Original but thin "The Invention of Lying" has some fun moments
"The Invention of Lying" is a high-concept comedy with an original premise but a weak plot and thin story. There are some engaging moments along the way, unsurprising that its star, co-director and co-writer is British comedian Ricky Gervais (he created the U.K. version of "The Office"). Given that many might find a mixture of romantic comedy and religious satire an awkward one (it is), its appeal may be limited.
"Lying" is a comedy set in a world where no one can tell a lie and you know exactly how everyone feels. Gervais a hapless, single screenwriter named Mark who has trouble with relationships, to say the least. He goes on a date with the beautiful and successful Anna (Jennifer Garner), who isn't attracted to him. His secretary (Tina Fey) despises him, and he is generally unliked by his co-workers, including Rob Lowe and Jeffrey Tambor. Then one day Mark realizes that you can actually lie, and people will believe it. He becomes rich, successful and popular the world-over telling lies that he feels people want to hear.
"The Invention of Lying" is a fun comedy that is funniest when it stays focused on its premise and people tell the truth. When it veers off into romantic comedy and other subplots, it loses focus and humor. Gervais is a genuinely funny fellow, though, and its because of him that the movie works as well as it does. Just know that the tone may be viewed as sacrilegious and offputting to some, but it skewers all religions (Gervais, by the way, is an athiest, if that wasn't obvious). His version of "the Ten Commandments" is written down on a couple of pizza boxes, if that gives you any idea how all this works.
Gervais and Garner have good chemistry, but one mistake that Gervais makes is loading the film down with too many cameos and stunt casting parts. A load of actors including Edward Norton, Philip Seymour Hoffman, Christopher Guest and Jason Bateman all have walk-ons, some more successful than others (Hoffman - funny, Norton - not funny) while a load of other immensely talented actors are underused, especially "30 Rock's" Tina Fey, who has loads of good one-liners in a small role as Gervais's secretary ("You don't have any messages because I told everyone you were getting fired," she says.)
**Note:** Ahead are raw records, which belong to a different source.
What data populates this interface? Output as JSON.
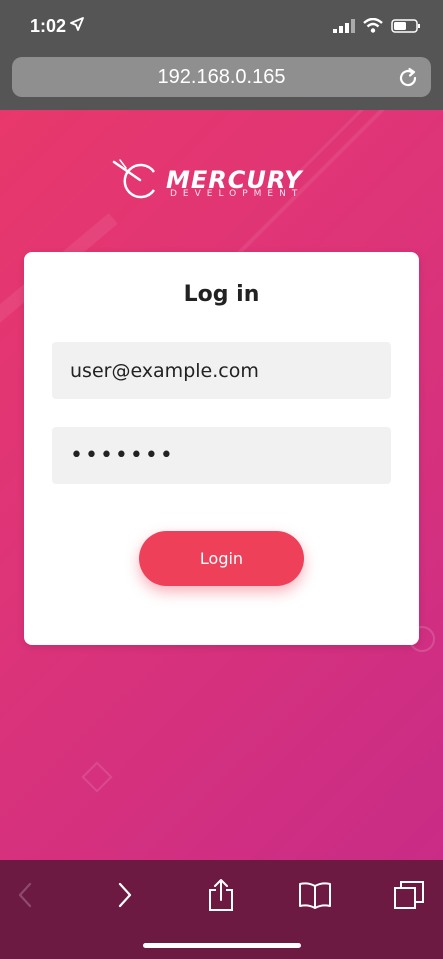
{
  "status_bar": {
    "time": "1:02"
  },
  "browser": {
    "url": "192.168.0.165"
  },
  "brand": {
    "name": "MERCURY",
    "subtitle": "DEVELOPMENT"
  },
  "login": {
    "title": "Log in",
    "email_value": "user@example.com",
    "password_value": "•••••••",
    "button_label": "Login"
  },
  "colors": {
    "accent": "#ee4159",
    "background_start": "#e8386b",
    "background_end": "#c92c86",
    "toolbar": "#6c1a42"
  },
  "toolbar": {
    "icons": [
      "back-icon",
      "forward-icon",
      "share-icon",
      "bookmarks-icon",
      "tabs-icon"
    ]
  }
}
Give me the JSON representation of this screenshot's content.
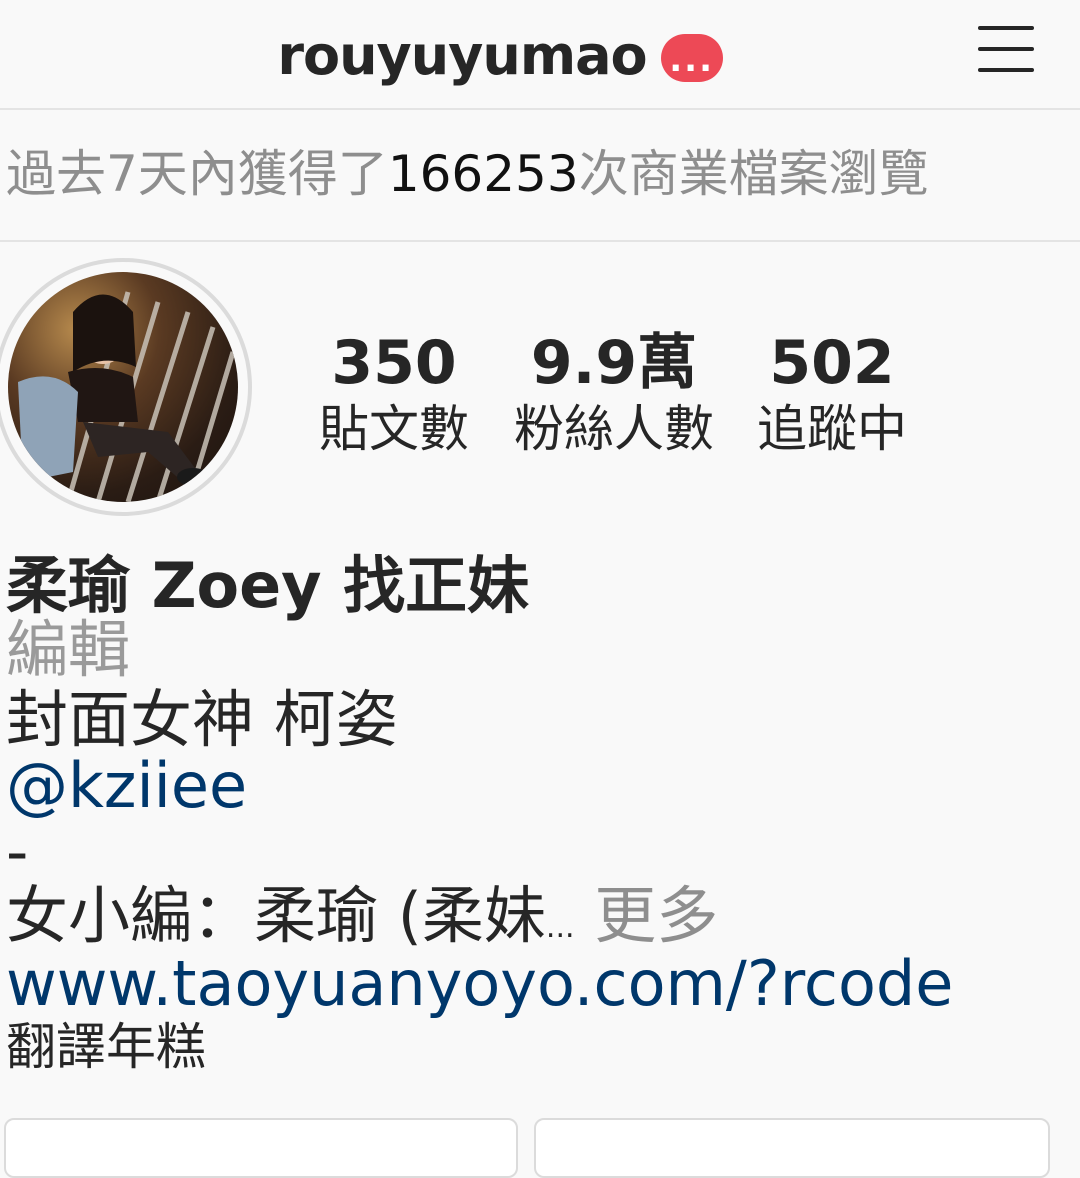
{
  "header": {
    "username": "rouyuyumao",
    "notification_glyph": "...",
    "menu_icon": "hamburger-menu-icon",
    "notification_color": "#ed4956"
  },
  "insights": {
    "prefix": "過去7天內獲得了",
    "count": "166253",
    "suffix": "次商業檔案瀏覽"
  },
  "stats": [
    {
      "value": "350",
      "label": "貼文數"
    },
    {
      "value": "9.9萬",
      "label": "粉絲人數"
    },
    {
      "value": "502",
      "label": "追蹤中"
    }
  ],
  "bio": {
    "name": "柔瑜 Zoey 找正妹",
    "category": "編輯",
    "line1": "封面女神 柯姿",
    "mention": "@kziiee",
    "dash": "-",
    "line2": "女小編：柔瑜 (柔妹",
    "ellipsis": "...",
    "more": "更多",
    "website": "www.taoyuanyoyo.com/?rcode",
    "translate": "翻譯年糕"
  },
  "colors": {
    "link": "#00376b",
    "muted": "#8e8e8e",
    "text": "#262626"
  }
}
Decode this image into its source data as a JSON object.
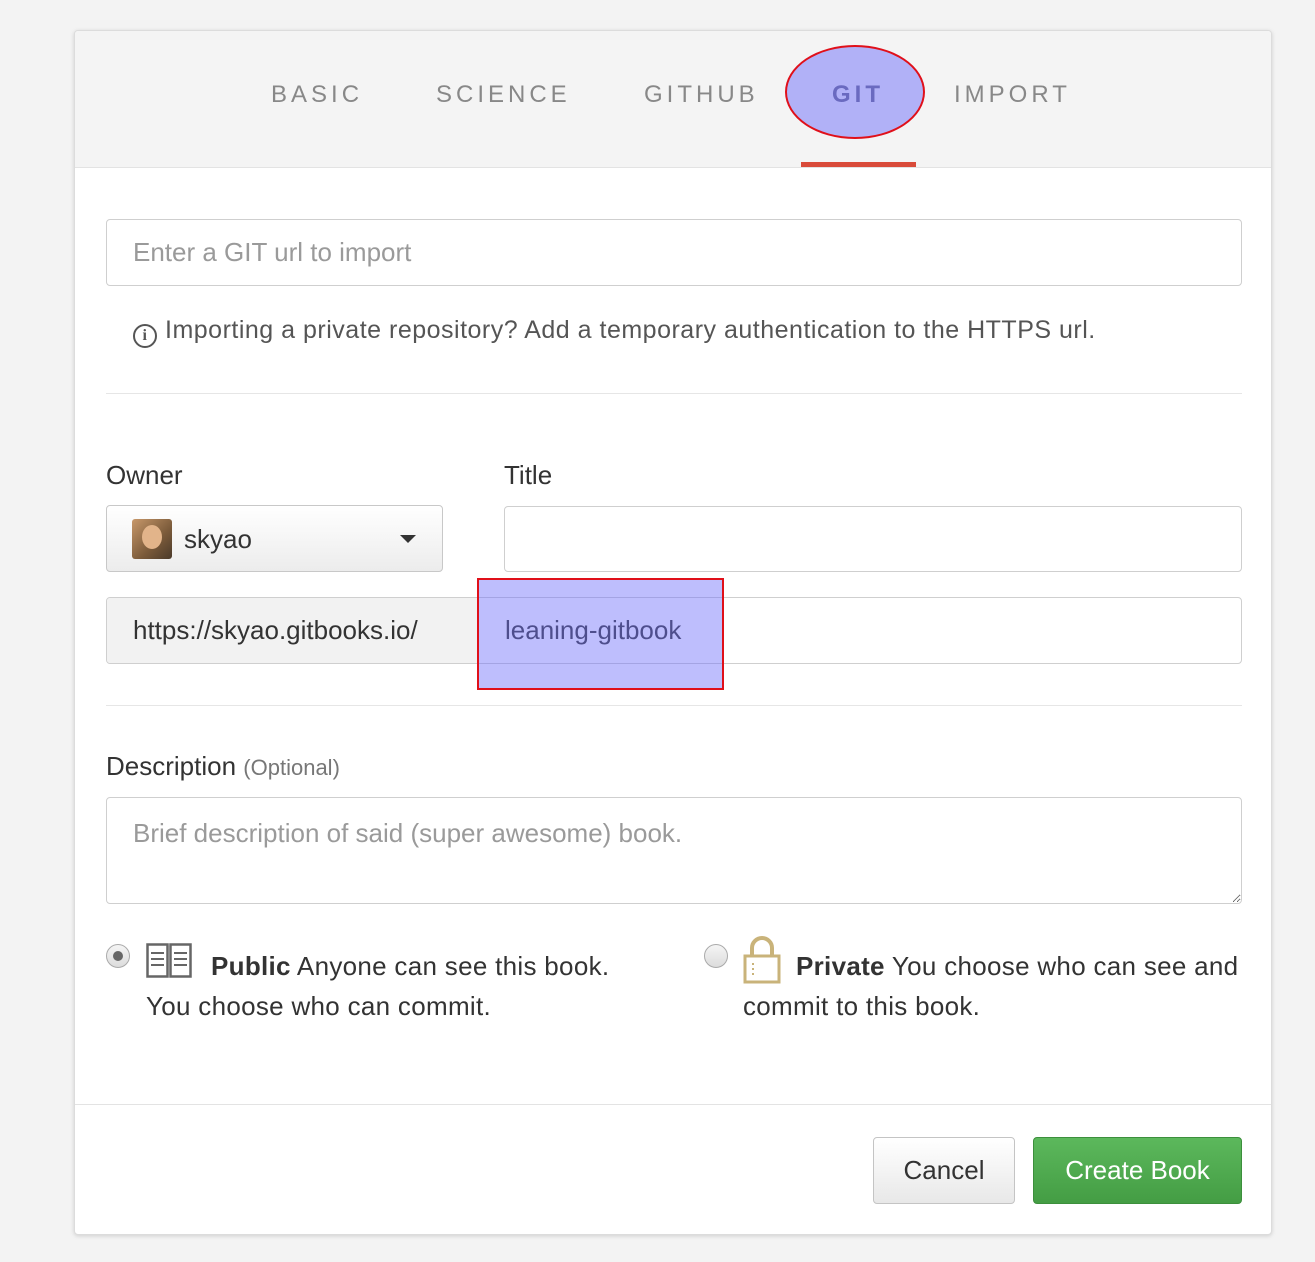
{
  "tabs": [
    {
      "label": "BASIC",
      "active": false
    },
    {
      "label": "SCIENCE",
      "active": false
    },
    {
      "label": "GITHUB",
      "active": false
    },
    {
      "label": "GIT",
      "active": true
    },
    {
      "label": "IMPORT",
      "active": false
    }
  ],
  "git_url": {
    "value": "",
    "placeholder": "Enter a GIT url to import"
  },
  "hint": {
    "icon": "info-icon",
    "text": "Importing a private repository? Add a temporary authentication to the HTTPS url."
  },
  "owner": {
    "label": "Owner",
    "selected": "skyao",
    "avatar": "user-avatar"
  },
  "title": {
    "label": "Title",
    "value": ""
  },
  "book_url": {
    "prefix": "https://skyao.gitbooks.io/",
    "slug": "leaning-gitbook"
  },
  "description": {
    "label": "Description",
    "optional": "(Optional)",
    "value": "",
    "placeholder": "Brief description of said (super awesome) book."
  },
  "visibility": {
    "public": {
      "title": "Public",
      "text": "Anyone can see this book. You choose who can commit.",
      "checked": true,
      "icon": "book-icon"
    },
    "private": {
      "title": "Private",
      "text": "You choose who can see and commit to this book.",
      "checked": false,
      "icon": "lock-icon"
    }
  },
  "buttons": {
    "cancel": "Cancel",
    "create": "Create Book"
  },
  "colors": {
    "accent_underline": "#d94b3a",
    "create_button": "#5cb85c",
    "annotation_border": "#e0101a",
    "annotation_fill": "#6e6efa"
  }
}
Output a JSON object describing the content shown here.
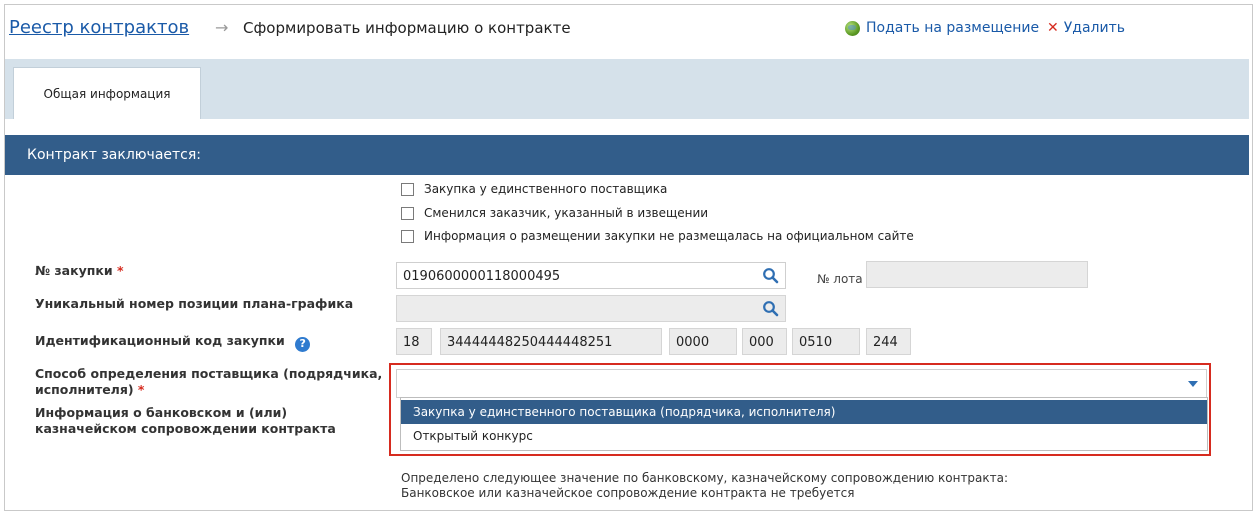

The mix of romantic comedy and religious satire in "Lying" is an uneven one, and the romantic comedy scenes don't really fit; it would have worked better had it focused strictly on the no-lying premise. Gervais is a talented, award-winning comedian, though "The Invention of Lying" isn't one of his better efforts. This may be for hardcore Gervais fans only, which is a limited appeal at best.